Skip to main content

Are cracks showing in the proposed crackdown of short-term lets?

Are cracks showing in the proposed crackdown of short-term lets?

The largest crowdfunded case in UK history was ruled unlawful as Edinburgh tried to crackdown on short-term lets – but what does this mean for property owners looking to let across Scotland?

Edinburgh City Council may have failed to ban tenement flat owners from letting out their entire apartment during the Fringe Festival season, but property owners are still in the dark over short term lets as licensing is here to stay and will have an impact on their plans.

The Scottish Government advised that the purpose of introducing the licensing regime, where owners need to apply for a licence from your local council before offering short-term lets, was to ensure all properties are safe and the people providing them are suitable. On this basis, each local council would have the authority to establish a short-term let licensing scheme and to decide whether to introduce additional planning control areas.

However, last week a judge at the Court of Session ruled the regulations proposed by City of Edinburgh Council are unlawful because they breach existing laws on what licensing authorities could do under the law.
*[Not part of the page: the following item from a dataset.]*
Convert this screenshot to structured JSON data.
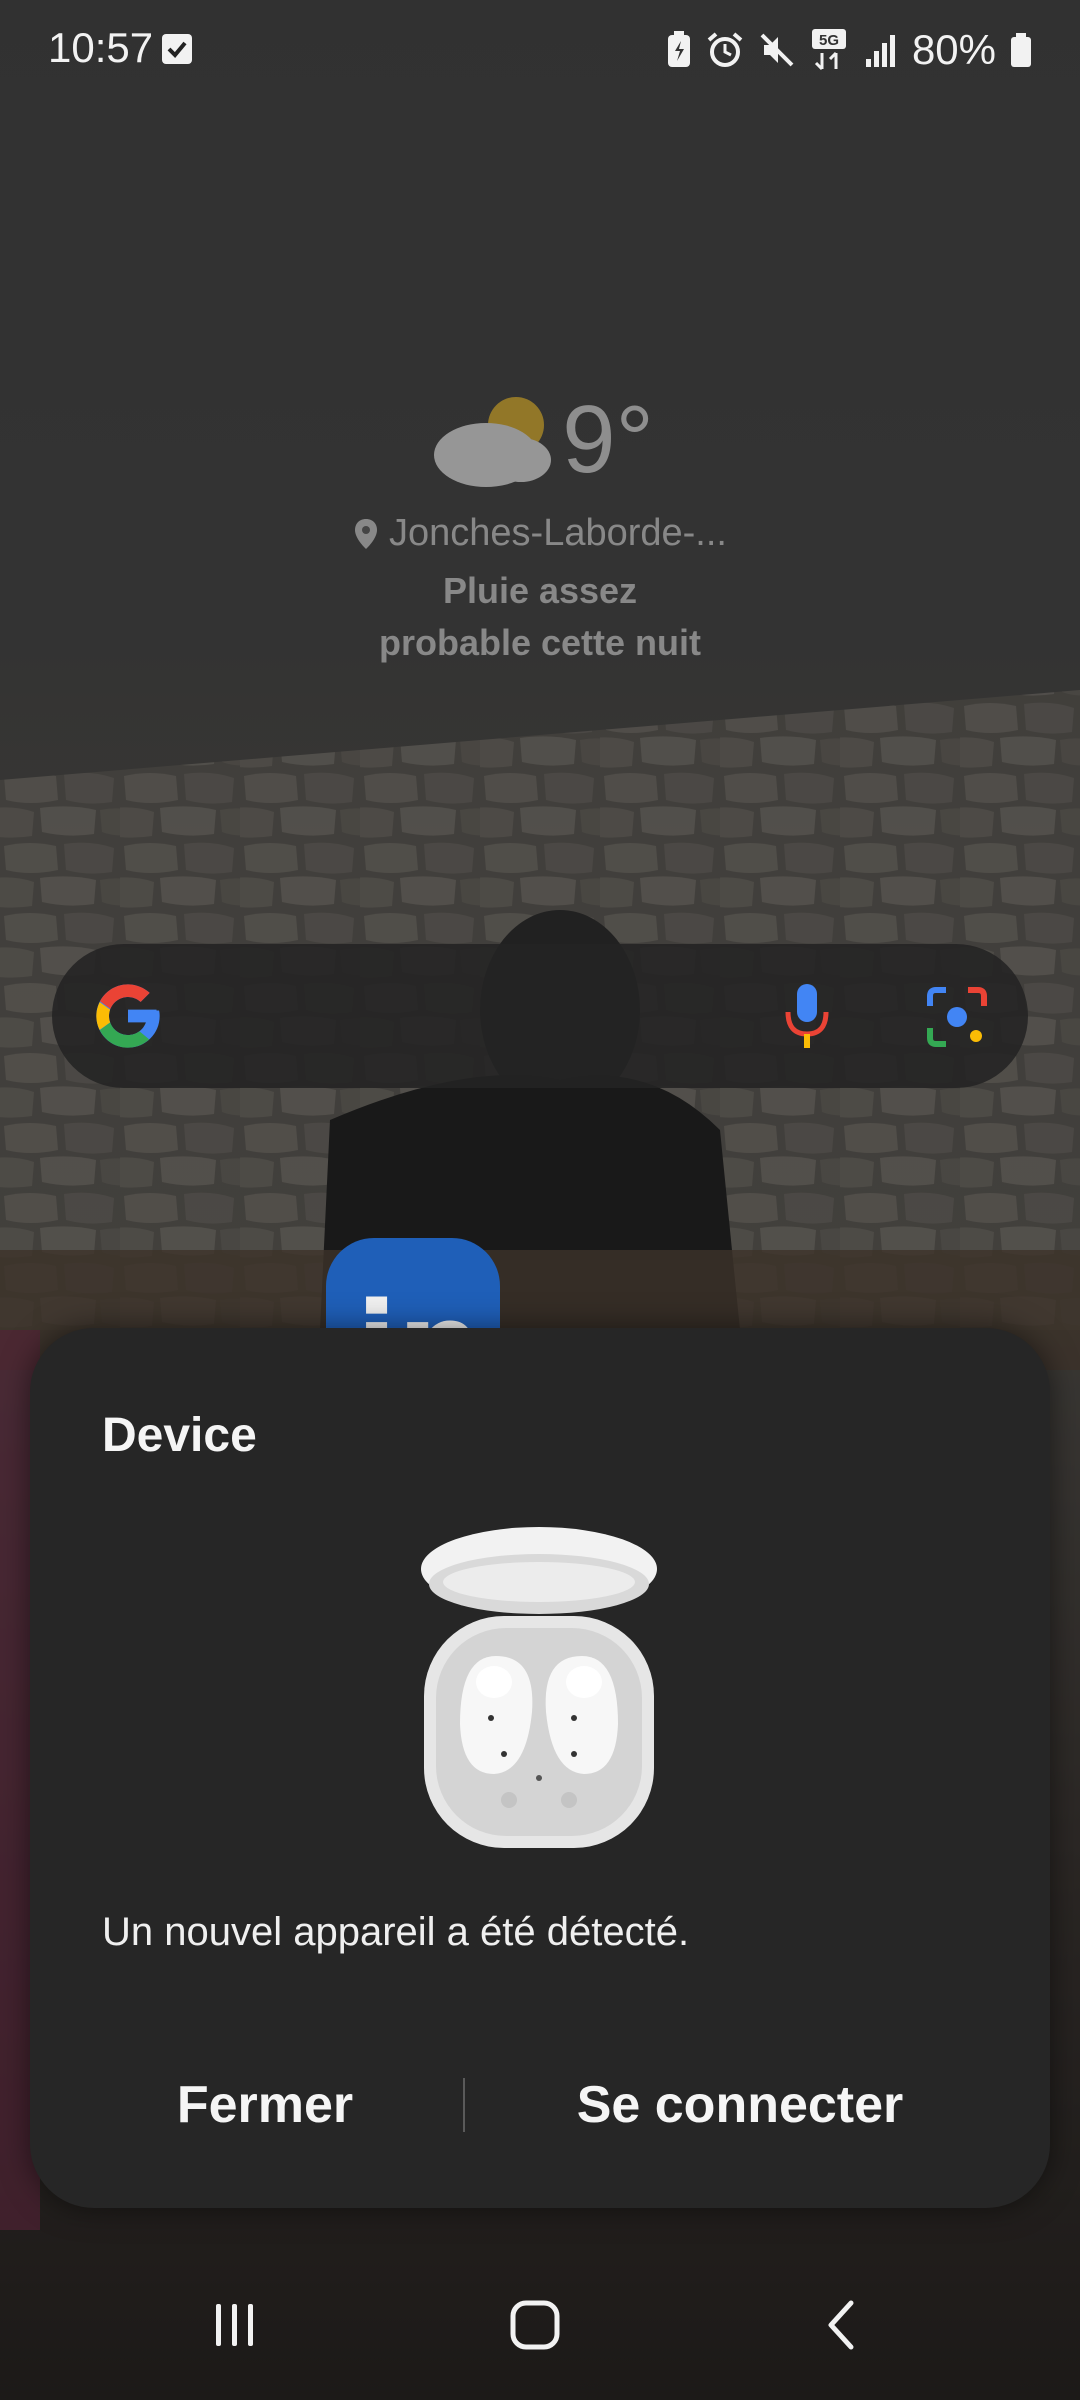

This is because they proposed a ban on allowing entire flats within tenement blocks to be used for short-term letting, unless their owners could demonstrate why they should be exempt.

To be clear, this decision has not brought the licensing regime to a stop. It simply restricts local authorities from not granting a licence because the property is situated within a tenement. Accordingly, it is likely that we will still see a very different picture in the short-term letting sector at the Edinburgh Fringe between 2023 and 2024.

In a letter to MSPs, Edinburgh Festivals said the crackdown on short-term lets would make the capital “increasingly unaffordable and unfeasible for festival participants and visitors”.

Nevertheless, Councillor Jane Meagher, Edinburgh City Council’s housing convener, has said that the capital faced "housing pressures like nowhere else in Scotland", saying of holiday lets: "Now, more than ever, Edinburgh needs these properties back as homes – and we want to work positively with those landlords who are ending short-term letting but who are considering longer term lease arrangements.”

According to Councillor Meagher, overnight 1,000 extra places to live could be created for residents who have no home this winter, if just one in 10 holiday lets switched to Private Sector Leasing with the Council. “Leasing with us could drastically support capital residents during one of the most financially difficult times on record for UK households,” she said.

Since the regulation of short-term letting under the then Planning (Scotland) Bill was first proposed in 2019, I have been advising clients who have been purchasing second homes or residential investment properties that this legislation was in the pipeline but requirements were unclear and would be considered on a case-by-case basis. Meaning it would be dependent on location and type of the property concerned.

It seems that the situation has not changed and that those clients and future purchasers are still left in an uncertain position where they are taking a risk on how the legislation could potentially impact their plans.

This most recent case shone a light on Edinburgh but the licensing regime impacts all of Scotland and each local authority can implement licensing differently. It’s important for property owners considering or currently offering short term lets to take expert legal advice if they need to know more about what any changes in legislation means for them.

Related services

About the author

Nicola McCafferty
Nicola McCafferty

Nicola McCafferty


Commercial Real Estate

For more information, contact Nicola McCafferty or any member of the Commercial Real Estate team on +44 1382 797055.